A perhaps unintentional speculative hunger has taken root
in the goal of averting an economic collapse. A large-scale sociopsychological change in American behaviour is taking place as a result of stimuli.
The Fed’s and the government’s assistance has changed how Americans think about saving vs investing. This is working to arouse ‘animal spirits,’ in every Keynesian meaning.
Interest rates have fallen as a result of the influx of money into the market. The ‘cost of capital’ is exceptionally low as well.
Furthermore, the vast size of assistance is intended to encourage consumers and investors to reinvest their money in the system.
The Fed is attempting to persuade individuals to spend their money now. Either through consumption or investment, rather than saving and jeopardising the recovery. Investing currently appears to be a more profitable use of capital than retaining it.
As a result of these circumstances, a flood of new retail traders has entered the financial markets. During the coronavirus epidemic, Robinhood, a commission-free brokerage trading programme popular among millennials and younger investors. It saw its total accounts increase from 10 million to 13 million.
Customers are frequently new to financial markets. The business estimates that more than half of new customers have established a brokerage account for the first time. They have a typical client age of 31.
It’s not just Robinhood that’s attracting new investors. Traditional US brokers like as TD Ameritrade, Charles Schwab, and Interactive Brokers gained more than 1 million accounts in the first quarter of 2020. The data represents a +4% year-over-year growth. This compares to year-over-year growth of 1% in new brokerage accounts in the earliest quarter of 2019. Numerous retail traders have benefitted from this.
Since the bottom was reached in the last week of March 2020. US stock markets have risen by more than 60% from their lows.
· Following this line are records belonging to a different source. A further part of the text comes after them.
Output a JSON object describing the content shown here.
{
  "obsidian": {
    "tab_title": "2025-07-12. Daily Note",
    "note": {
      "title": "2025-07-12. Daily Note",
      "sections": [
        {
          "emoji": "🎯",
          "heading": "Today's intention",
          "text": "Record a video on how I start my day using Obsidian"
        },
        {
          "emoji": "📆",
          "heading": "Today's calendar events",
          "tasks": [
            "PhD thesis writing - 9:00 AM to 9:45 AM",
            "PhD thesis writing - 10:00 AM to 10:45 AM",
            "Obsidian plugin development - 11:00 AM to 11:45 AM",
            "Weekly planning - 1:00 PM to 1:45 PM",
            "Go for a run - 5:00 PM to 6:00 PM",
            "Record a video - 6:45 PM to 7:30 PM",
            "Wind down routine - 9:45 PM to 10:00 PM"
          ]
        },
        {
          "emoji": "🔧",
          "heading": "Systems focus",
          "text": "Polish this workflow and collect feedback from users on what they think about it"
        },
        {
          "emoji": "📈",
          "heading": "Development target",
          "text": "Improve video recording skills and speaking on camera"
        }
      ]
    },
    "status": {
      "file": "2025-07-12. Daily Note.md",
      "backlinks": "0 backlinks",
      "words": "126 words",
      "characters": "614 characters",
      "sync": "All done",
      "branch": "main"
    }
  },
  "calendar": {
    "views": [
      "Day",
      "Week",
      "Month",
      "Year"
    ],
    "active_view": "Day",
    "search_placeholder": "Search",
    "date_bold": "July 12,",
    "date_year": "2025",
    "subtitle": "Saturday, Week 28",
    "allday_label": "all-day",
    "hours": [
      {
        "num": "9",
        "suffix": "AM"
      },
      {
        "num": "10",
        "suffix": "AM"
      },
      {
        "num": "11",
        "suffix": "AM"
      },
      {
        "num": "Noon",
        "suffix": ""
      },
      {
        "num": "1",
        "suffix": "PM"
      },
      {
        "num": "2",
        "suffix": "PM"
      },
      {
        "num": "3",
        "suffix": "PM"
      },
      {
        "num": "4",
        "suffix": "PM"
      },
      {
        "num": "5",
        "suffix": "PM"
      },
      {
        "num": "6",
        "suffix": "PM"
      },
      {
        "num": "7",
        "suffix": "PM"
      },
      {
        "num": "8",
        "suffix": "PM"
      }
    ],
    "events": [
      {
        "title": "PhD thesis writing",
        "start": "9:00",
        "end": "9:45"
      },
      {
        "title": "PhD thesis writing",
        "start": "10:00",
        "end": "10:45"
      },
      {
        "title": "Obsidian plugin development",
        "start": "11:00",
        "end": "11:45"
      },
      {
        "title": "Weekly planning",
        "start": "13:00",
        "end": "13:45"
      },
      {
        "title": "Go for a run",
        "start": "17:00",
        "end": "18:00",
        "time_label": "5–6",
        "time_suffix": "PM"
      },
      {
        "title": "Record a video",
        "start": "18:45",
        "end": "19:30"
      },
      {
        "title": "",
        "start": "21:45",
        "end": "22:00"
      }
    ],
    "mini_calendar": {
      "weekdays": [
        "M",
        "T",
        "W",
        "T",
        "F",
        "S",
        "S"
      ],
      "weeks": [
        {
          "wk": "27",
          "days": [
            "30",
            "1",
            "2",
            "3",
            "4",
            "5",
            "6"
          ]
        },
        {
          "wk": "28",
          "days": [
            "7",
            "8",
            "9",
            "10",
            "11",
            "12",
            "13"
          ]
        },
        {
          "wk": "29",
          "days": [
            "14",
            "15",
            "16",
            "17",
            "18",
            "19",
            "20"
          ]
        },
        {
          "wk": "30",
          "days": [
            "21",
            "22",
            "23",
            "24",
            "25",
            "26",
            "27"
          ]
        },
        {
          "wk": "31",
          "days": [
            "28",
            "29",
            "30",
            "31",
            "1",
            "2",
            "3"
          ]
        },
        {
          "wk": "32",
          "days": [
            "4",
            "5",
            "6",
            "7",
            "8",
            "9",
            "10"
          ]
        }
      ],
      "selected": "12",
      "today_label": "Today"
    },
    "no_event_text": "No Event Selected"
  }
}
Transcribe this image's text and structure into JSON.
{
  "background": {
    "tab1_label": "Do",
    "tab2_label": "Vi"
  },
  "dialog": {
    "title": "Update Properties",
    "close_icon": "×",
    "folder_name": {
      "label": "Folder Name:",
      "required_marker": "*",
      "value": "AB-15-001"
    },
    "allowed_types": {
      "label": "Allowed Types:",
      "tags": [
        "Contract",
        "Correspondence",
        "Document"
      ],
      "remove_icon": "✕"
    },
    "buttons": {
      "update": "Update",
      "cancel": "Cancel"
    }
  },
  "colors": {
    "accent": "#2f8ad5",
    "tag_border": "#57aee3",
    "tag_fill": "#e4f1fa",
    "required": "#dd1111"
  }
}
The last few months have been euphoric for retail traders. But recent and historical precedent provides several cautionary tales from previous situations.